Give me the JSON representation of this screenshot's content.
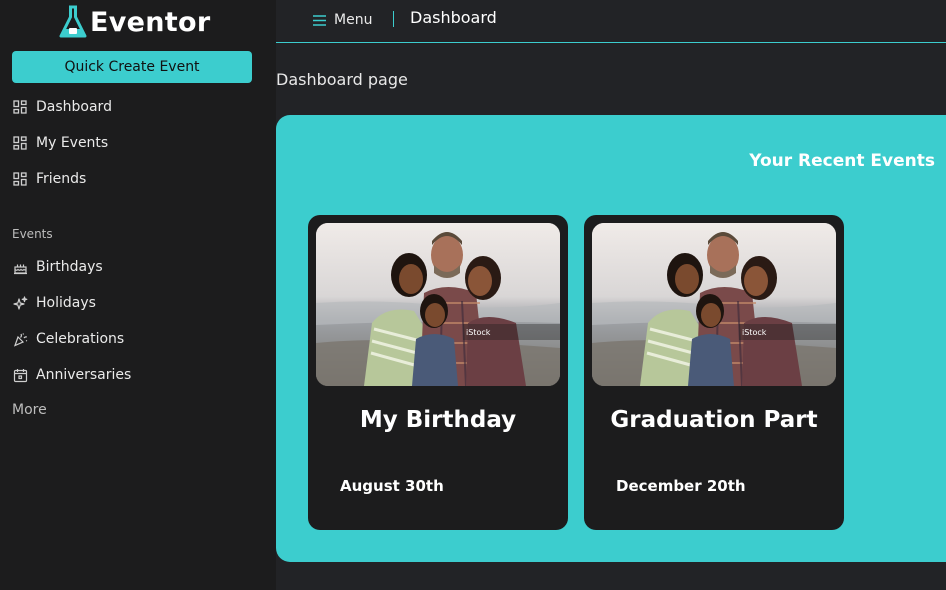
{
  "app": {
    "name": "Eventor",
    "accent_color": "#3ccdce",
    "background_color": "#222326",
    "sidebar_color": "#1c1c1d"
  },
  "sidebar": {
    "quick_create_label": "Quick Create Event",
    "main_items": [
      {
        "label": "Dashboard",
        "icon": "grid-icon"
      },
      {
        "label": "My Events",
        "icon": "grid-icon"
      },
      {
        "label": "Friends",
        "icon": "grid-icon"
      }
    ],
    "events_section_label": "Events",
    "event_items": [
      {
        "label": "Birthdays",
        "icon": "cake-icon"
      },
      {
        "label": "Holidays",
        "icon": "sparkles-icon"
      },
      {
        "label": "Celebrations",
        "icon": "party-popper-icon"
      },
      {
        "label": "Anniversaries",
        "icon": "calendar-icon"
      }
    ],
    "more_label": "More"
  },
  "header": {
    "menu_label": "Menu",
    "menu_icon": "hamburger-icon",
    "title": "Dashboard"
  },
  "main": {
    "page_heading": "Dashboard page",
    "recent_events_title": "Your Recent Events",
    "events": [
      {
        "name": "My Birthday",
        "date": "August 30th",
        "photo_watermark": "iStock"
      },
      {
        "name": "Graduation Part",
        "date": "December 20th",
        "photo_watermark": "iStock"
      }
    ]
  }
}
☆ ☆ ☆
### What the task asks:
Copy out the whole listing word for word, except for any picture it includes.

### Answer below:
Give me the JSON representation of this screenshot's content.
{
  "app": {
    "name": "Eventor",
    "accent_color": "#3ccdce",
    "background_color": "#222326",
    "sidebar_color": "#1c1c1d"
  },
  "sidebar": {
    "quick_create_label": "Quick Create Event",
    "main_items": [
      {
        "label": "Dashboard",
        "icon": "grid-icon"
      },
      {
        "label": "My Events",
        "icon": "grid-icon"
      },
      {
        "label": "Friends",
        "icon": "grid-icon"
      }
    ],
    "events_section_label": "Events",
    "event_items": [
      {
        "label": "Birthdays",
        "icon": "cake-icon"
      },
      {
        "label": "Holidays",
        "icon": "sparkles-icon"
      },
      {
        "label": "Celebrations",
        "icon": "party-popper-icon"
      },
      {
        "label": "Anniversaries",
        "icon": "calendar-icon"
      }
    ],
    "more_label": "More"
  },
  "header": {
    "menu_label": "Menu",
    "menu_icon": "hamburger-icon",
    "title": "Dashboard"
  },
  "main": {
    "page_heading": "Dashboard page",
    "recent_events_title": "Your Recent Events",
    "events": [
      {
        "name": "My Birthday",
        "date": "August 30th",
        "photo_watermark": "iStock"
      },
      {
        "name": "Graduation Part",
        "date": "December 20th",
        "photo_watermark": "iStock"
      }
    ]
  }
}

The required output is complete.